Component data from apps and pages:
= Beginning of Section =

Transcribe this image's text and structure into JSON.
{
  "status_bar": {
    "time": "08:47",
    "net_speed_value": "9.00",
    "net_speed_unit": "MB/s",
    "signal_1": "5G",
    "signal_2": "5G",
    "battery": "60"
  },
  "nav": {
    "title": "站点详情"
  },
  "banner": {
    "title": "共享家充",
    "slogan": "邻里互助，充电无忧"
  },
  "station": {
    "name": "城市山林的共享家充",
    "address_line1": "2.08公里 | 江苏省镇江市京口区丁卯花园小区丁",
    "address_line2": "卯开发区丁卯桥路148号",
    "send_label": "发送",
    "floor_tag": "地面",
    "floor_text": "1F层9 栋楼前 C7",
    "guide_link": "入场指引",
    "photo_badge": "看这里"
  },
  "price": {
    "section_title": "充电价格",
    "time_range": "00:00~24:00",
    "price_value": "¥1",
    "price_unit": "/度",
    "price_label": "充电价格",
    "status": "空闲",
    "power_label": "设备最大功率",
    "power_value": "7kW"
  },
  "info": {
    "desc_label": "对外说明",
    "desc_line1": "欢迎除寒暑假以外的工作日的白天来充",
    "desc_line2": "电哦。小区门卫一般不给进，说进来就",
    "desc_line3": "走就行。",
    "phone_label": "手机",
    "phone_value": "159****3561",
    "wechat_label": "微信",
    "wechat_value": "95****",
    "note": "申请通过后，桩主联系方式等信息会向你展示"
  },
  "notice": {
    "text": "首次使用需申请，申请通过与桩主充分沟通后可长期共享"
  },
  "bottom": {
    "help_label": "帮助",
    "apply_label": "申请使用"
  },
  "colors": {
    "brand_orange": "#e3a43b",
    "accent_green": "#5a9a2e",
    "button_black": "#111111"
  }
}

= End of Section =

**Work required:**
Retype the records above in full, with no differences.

**Answer section:**
Transcribe this image's text and structure into JSON.
{
  "status_bar": {
    "time": "08:47",
    "net_speed_value": "9.00",
    "net_speed_unit": "MB/s",
    "signal_1": "5G",
    "signal_2": "5G",
    "battery": "60"
  },
  "nav": {
    "title": "站点详情"
  },
  "banner": {
    "title": "共享家充",
    "slogan": "邻里互助，充电无忧"
  },
  "station": {
    "name": "城市山林的共享家充",
    "address_line1": "2.08公里 | 江苏省镇江市京口区丁卯花园小区丁",
    "address_line2": "卯开发区丁卯桥路148号",
    "send_label": "发送",
    "floor_tag": "地面",
    "floor_text": "1F层9 栋楼前 C7",
    "guide_link": "入场指引",
    "photo_badge": "看这里"
  },
  "price": {
    "section_title": "充电价格",
    "time_range": "00:00~24:00",
    "price_value": "¥1",
    "price_unit": "/度",
    "price_label": "充电价格",
    "status": "空闲",
    "power_label": "设备最大功率",
    "power_value": "7kW"
  },
  "info": {
    "desc_label": "对外说明",
    "desc_line1": "欢迎除寒暑假以外的工作日的白天来充",
    "desc_line2": "电哦。小区门卫一般不给进，说进来就",
    "desc_line3": "走就行。",
    "phone_label": "手机",
    "phone_value": "159****3561",
    "wechat_label": "微信",
    "wechat_value": "95****",
    "note": "申请通过后，桩主联系方式等信息会向你展示"
  },
  "notice": {
    "text": "首次使用需申请，申请通过与桩主充分沟通后可长期共享"
  },
  "bottom": {
    "help_label": "帮助",
    "apply_label": "申请使用"
  },
  "colors": {
    "brand_orange": "#e3a43b",
    "accent_green": "#5a9a2e",
    "button_black": "#111111"
  }
}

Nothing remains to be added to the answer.